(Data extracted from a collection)
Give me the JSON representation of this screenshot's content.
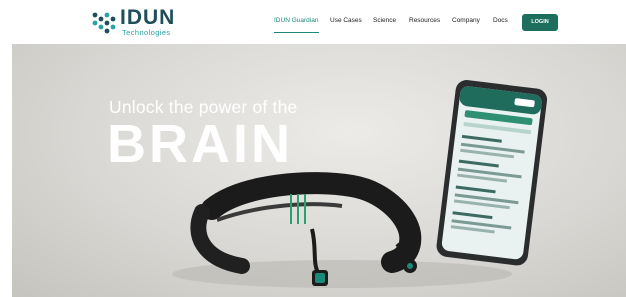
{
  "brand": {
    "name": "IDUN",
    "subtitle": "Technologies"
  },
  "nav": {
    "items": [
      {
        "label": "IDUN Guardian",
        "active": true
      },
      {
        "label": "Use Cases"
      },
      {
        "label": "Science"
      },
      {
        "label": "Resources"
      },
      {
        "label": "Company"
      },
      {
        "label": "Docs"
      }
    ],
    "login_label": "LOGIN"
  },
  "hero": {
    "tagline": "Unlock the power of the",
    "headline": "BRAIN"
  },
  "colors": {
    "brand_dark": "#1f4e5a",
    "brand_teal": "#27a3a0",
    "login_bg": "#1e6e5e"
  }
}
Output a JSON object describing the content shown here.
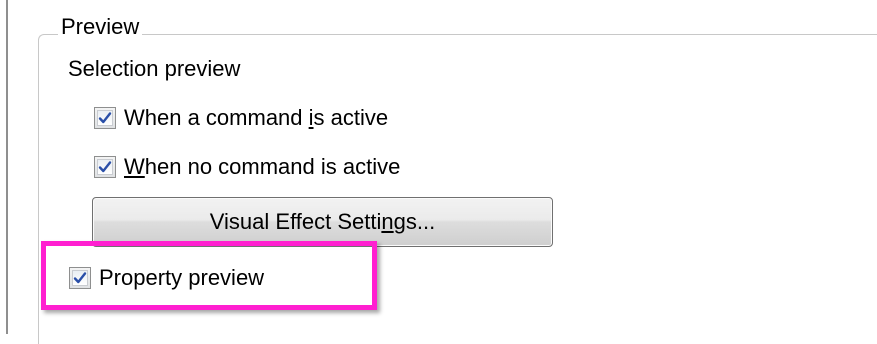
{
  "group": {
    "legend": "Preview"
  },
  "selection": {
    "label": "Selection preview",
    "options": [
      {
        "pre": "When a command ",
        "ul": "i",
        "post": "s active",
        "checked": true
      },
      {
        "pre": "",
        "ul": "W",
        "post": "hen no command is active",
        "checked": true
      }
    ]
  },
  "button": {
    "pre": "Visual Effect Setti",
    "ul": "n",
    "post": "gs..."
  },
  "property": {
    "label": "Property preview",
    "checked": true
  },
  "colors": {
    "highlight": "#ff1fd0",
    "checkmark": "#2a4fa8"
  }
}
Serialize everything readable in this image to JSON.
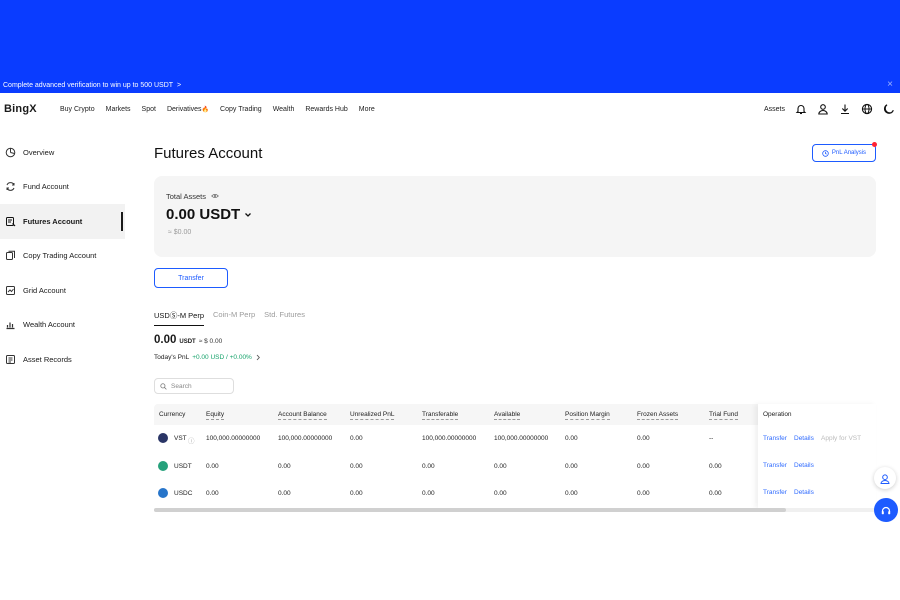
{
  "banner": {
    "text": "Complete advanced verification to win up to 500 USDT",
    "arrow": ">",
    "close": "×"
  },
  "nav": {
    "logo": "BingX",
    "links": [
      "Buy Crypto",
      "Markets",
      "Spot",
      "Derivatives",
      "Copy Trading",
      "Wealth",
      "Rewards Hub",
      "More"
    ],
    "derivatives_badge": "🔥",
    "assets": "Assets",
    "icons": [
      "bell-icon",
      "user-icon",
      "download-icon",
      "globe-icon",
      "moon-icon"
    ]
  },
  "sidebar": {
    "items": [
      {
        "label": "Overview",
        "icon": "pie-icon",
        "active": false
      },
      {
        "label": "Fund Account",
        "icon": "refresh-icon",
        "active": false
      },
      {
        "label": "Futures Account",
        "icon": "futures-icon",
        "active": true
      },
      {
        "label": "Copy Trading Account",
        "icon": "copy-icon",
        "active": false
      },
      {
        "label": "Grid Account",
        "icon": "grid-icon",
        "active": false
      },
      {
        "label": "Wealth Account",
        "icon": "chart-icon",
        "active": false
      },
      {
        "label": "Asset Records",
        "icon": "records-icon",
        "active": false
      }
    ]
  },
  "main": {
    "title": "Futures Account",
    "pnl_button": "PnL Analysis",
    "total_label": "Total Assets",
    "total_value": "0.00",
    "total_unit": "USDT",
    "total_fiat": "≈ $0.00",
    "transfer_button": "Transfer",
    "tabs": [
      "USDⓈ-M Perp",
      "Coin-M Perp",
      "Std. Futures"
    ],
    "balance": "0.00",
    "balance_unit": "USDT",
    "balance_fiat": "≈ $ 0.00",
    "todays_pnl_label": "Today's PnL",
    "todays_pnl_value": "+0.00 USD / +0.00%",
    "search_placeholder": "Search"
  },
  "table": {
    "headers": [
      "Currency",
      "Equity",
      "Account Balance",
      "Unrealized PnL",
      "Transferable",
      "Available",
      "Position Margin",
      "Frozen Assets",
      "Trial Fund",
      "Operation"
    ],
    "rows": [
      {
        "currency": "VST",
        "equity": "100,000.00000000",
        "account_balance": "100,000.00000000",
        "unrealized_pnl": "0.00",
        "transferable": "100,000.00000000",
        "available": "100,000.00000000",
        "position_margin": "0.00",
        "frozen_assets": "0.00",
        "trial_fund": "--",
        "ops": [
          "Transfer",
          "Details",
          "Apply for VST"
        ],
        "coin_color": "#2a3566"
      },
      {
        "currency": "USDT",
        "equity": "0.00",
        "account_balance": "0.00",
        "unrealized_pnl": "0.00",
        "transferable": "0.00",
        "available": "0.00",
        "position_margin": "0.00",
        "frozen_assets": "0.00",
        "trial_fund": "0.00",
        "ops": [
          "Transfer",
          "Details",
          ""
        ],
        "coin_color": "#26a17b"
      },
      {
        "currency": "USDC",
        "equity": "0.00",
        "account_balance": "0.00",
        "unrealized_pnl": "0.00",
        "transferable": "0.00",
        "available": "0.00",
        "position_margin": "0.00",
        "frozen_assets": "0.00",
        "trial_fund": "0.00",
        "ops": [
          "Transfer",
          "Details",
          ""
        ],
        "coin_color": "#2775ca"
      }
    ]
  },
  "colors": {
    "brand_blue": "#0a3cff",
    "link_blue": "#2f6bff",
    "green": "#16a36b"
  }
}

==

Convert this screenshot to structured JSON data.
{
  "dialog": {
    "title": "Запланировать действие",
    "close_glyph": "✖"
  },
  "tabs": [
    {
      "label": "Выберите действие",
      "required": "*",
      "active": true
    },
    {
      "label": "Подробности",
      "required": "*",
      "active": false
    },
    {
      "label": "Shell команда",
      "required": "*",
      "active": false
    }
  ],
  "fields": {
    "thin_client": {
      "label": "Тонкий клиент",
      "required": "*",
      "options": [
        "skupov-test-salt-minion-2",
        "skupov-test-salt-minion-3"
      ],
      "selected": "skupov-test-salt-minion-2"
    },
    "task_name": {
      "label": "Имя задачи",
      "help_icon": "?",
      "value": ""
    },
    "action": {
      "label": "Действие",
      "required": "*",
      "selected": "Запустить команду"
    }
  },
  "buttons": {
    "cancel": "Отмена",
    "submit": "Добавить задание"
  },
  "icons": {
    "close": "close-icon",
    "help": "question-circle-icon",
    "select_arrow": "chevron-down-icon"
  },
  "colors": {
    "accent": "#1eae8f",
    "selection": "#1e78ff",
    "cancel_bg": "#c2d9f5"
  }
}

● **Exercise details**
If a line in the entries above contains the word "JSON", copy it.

● **Final answer**
Give me the JSON representation of this screenshot's content.
Output a JSON object describing the content shown here.
Serialize everything readable in this image to JSON.
Convert this screenshot to structured JSON data.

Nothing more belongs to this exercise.